* [Action item] A verbatim copy of every record is required, and no pictures should be included.

* [Data to use]
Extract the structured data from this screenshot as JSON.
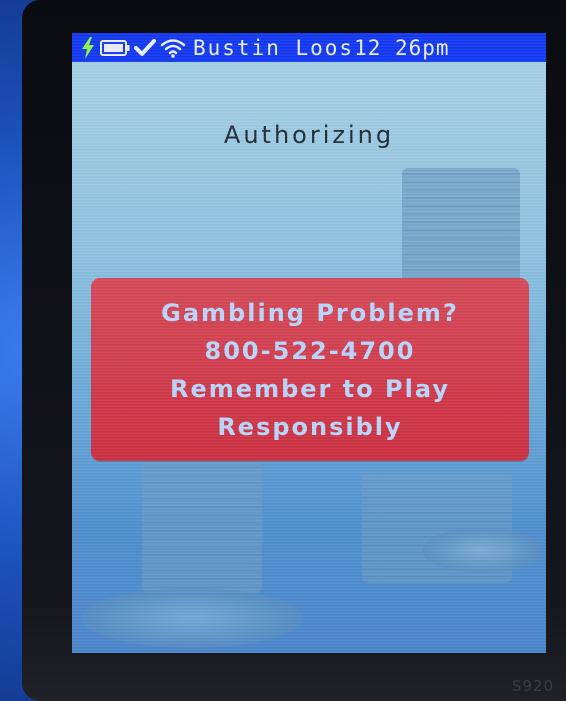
{
  "status_bar": {
    "name": "Bustin Loos",
    "time": "12 26pm",
    "icons": [
      "bolt-icon",
      "battery-icon",
      "check-icon",
      "wifi-icon"
    ]
  },
  "main": {
    "title": "Authorizing"
  },
  "banner": {
    "lines": [
      "Gambling Problem?",
      "800-522-4700",
      "Remember to Play",
      "Responsibly"
    ]
  },
  "device": {
    "model": "S920"
  },
  "colors": {
    "status_bar_bg": "#1338f2",
    "banner_bg": "#cc2f41",
    "banner_text": "#b8d6ff",
    "title_text": "#222a35"
  }
}
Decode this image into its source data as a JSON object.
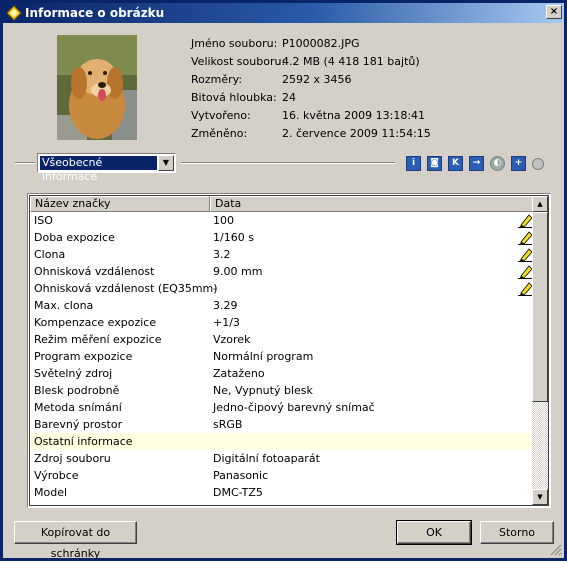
{
  "window": {
    "title": "Informace o obrázku",
    "close_glyph": "×"
  },
  "file_info": [
    {
      "label": "Jméno souboru:",
      "value": "P1000082.JPG"
    },
    {
      "label": "Velikost souboru:",
      "value": "4.2 MB (4 418 181 bajtů)"
    },
    {
      "label": "Rozměry:",
      "value": "2592 x 3456"
    },
    {
      "label": "Bitová hloubka:",
      "value": "24"
    },
    {
      "label": "Vytvořeno:",
      "value": "16. května 2009 13:18:41"
    },
    {
      "label": "Změněno:",
      "value": "2. července 2009 11:54:15"
    }
  ],
  "category_select": {
    "selected": "Všeobecné informace"
  },
  "toolbar_icons": [
    "info-icon",
    "camera-icon",
    "k-icon",
    "export-icon",
    "gps-icon",
    "add-icon",
    "status-dot-icon"
  ],
  "table": {
    "columns": [
      "Název značky",
      "Data"
    ],
    "rows": [
      {
        "name": "ISO",
        "value": "100",
        "editable": true
      },
      {
        "name": "Doba expozice",
        "value": "1/160 s",
        "editable": true
      },
      {
        "name": "Clona",
        "value": "3.2",
        "editable": true
      },
      {
        "name": "Ohnisková vzdálenost",
        "value": "9.00 mm",
        "editable": true
      },
      {
        "name": "Ohnisková vzdálenost (EQ35mm)",
        "value": "-",
        "editable": true
      },
      {
        "name": "Max. clona",
        "value": "3.29",
        "editable": false
      },
      {
        "name": "Kompenzace expozice",
        "value": "+1/3",
        "editable": false
      },
      {
        "name": "Režim měření expozice",
        "value": "Vzorek",
        "editable": false
      },
      {
        "name": "Program expozice",
        "value": "Normální program",
        "editable": false
      },
      {
        "name": "Světelný zdroj",
        "value": "Zataženo",
        "editable": false
      },
      {
        "name": "Blesk podrobně",
        "value": "Ne, Vypnutý blesk",
        "editable": false
      },
      {
        "name": "Metoda snímání",
        "value": "Jedno-čipový barevný snímač",
        "editable": false
      },
      {
        "name": "Barevný prostor",
        "value": "sRGB",
        "editable": false
      },
      {
        "name": "Ostatní informace",
        "value": "",
        "editable": false,
        "section": true
      },
      {
        "name": "Zdroj souboru",
        "value": "Digitální fotoaparát",
        "editable": false
      },
      {
        "name": "Výrobce",
        "value": "Panasonic",
        "editable": false
      },
      {
        "name": "Model",
        "value": "DMC-TZ5",
        "editable": false
      }
    ]
  },
  "buttons": {
    "copy": "Kopírovat do schránky",
    "ok": "OK",
    "cancel": "Storno"
  }
}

* [Solution below]
Extract the structured data from this screenshot as JSON.
{
  "status_bar": {
    "name": "Bustin Loos",
    "time": "12 26pm",
    "icons": [
      "bolt-icon",
      "battery-icon",
      "check-icon",
      "wifi-icon"
    ]
  },
  "main": {
    "title": "Authorizing"
  },
  "banner": {
    "lines": [
      "Gambling Problem?",
      "800-522-4700",
      "Remember to Play",
      "Responsibly"
    ]
  },
  "device": {
    "model": "S920"
  },
  "colors": {
    "status_bar_bg": "#1338f2",
    "banner_bg": "#cc2f41",
    "banner_text": "#b8d6ff",
    "title_text": "#222a35"
  }
}
Decode this image into its source data as a JSON object.
{
  "window": {
    "title": "Informace o obrázku",
    "close_glyph": "×"
  },
  "file_info": [
    {
      "label": "Jméno souboru:",
      "value": "P1000082.JPG"
    },
    {
      "label": "Velikost souboru:",
      "value": "4.2 MB (4 418 181 bajtů)"
    },
    {
      "label": "Rozměry:",
      "value": "2592 x 3456"
    },
    {
      "label": "Bitová hloubka:",
      "value": "24"
    },
    {
      "label": "Vytvořeno:",
      "value": "16. května 2009 13:18:41"
    },
    {
      "label": "Změněno:",
      "value": "2. července 2009 11:54:15"
    }
  ],
  "category_select": {
    "selected": "Všeobecné informace"
  },
  "toolbar_icons": [
    "info-icon",
    "camera-icon",
    "k-icon",
    "export-icon",
    "gps-icon",
    "add-icon",
    "status-dot-icon"
  ],
  "table": {
    "columns": [
      "Název značky",
      "Data"
    ],
    "rows": [
      {
        "name": "ISO",
        "value": "100",
        "editable": true
      },
      {
        "name": "Doba expozice",
        "value": "1/160 s",
        "editable": true
      },
      {
        "name": "Clona",
        "value": "3.2",
        "editable": true
      },
      {
        "name": "Ohnisková vzdálenost",
        "value": "9.00 mm",
        "editable": true
      },
      {
        "name": "Ohnisková vzdálenost (EQ35mm)",
        "value": "-",
        "editable": true
      },
      {
        "name": "Max. clona",
        "value": "3.29",
        "editable": false
      },
      {
        "name": "Kompenzace expozice",
        "value": "+1/3",
        "editable": false
      },
      {
        "name": "Režim měření expozice",
        "value": "Vzorek",
        "editable": false
      },
      {
        "name": "Program expozice",
        "value": "Normální program",
        "editable": false
      },
      {
        "name": "Světelný zdroj",
        "value": "Zataženo",
        "editable": false
      },
      {
        "name": "Blesk podrobně",
        "value": "Ne, Vypnutý blesk",
        "editable": false
      },
      {
        "name": "Metoda snímání",
        "value": "Jedno-čipový barevný snímač",
        "editable": false
      },
      {
        "name": "Barevný prostor",
        "value": "sRGB",
        "editable": false
      },
      {
        "name": "Ostatní informace",
        "value": "",
        "editable": false,
        "section": true
      },
      {
        "name": "Zdroj souboru",
        "value": "Digitální fotoaparát",
        "editable": false
      },
      {
        "name": "Výrobce",
        "value": "Panasonic",
        "editable": false
      },
      {
        "name": "Model",
        "value": "DMC-TZ5",
        "editable": false
      }
    ]
  },
  "buttons": {
    "copy": "Kopírovat do schránky",
    "ok": "OK",
    "cancel": "Storno"
  }
}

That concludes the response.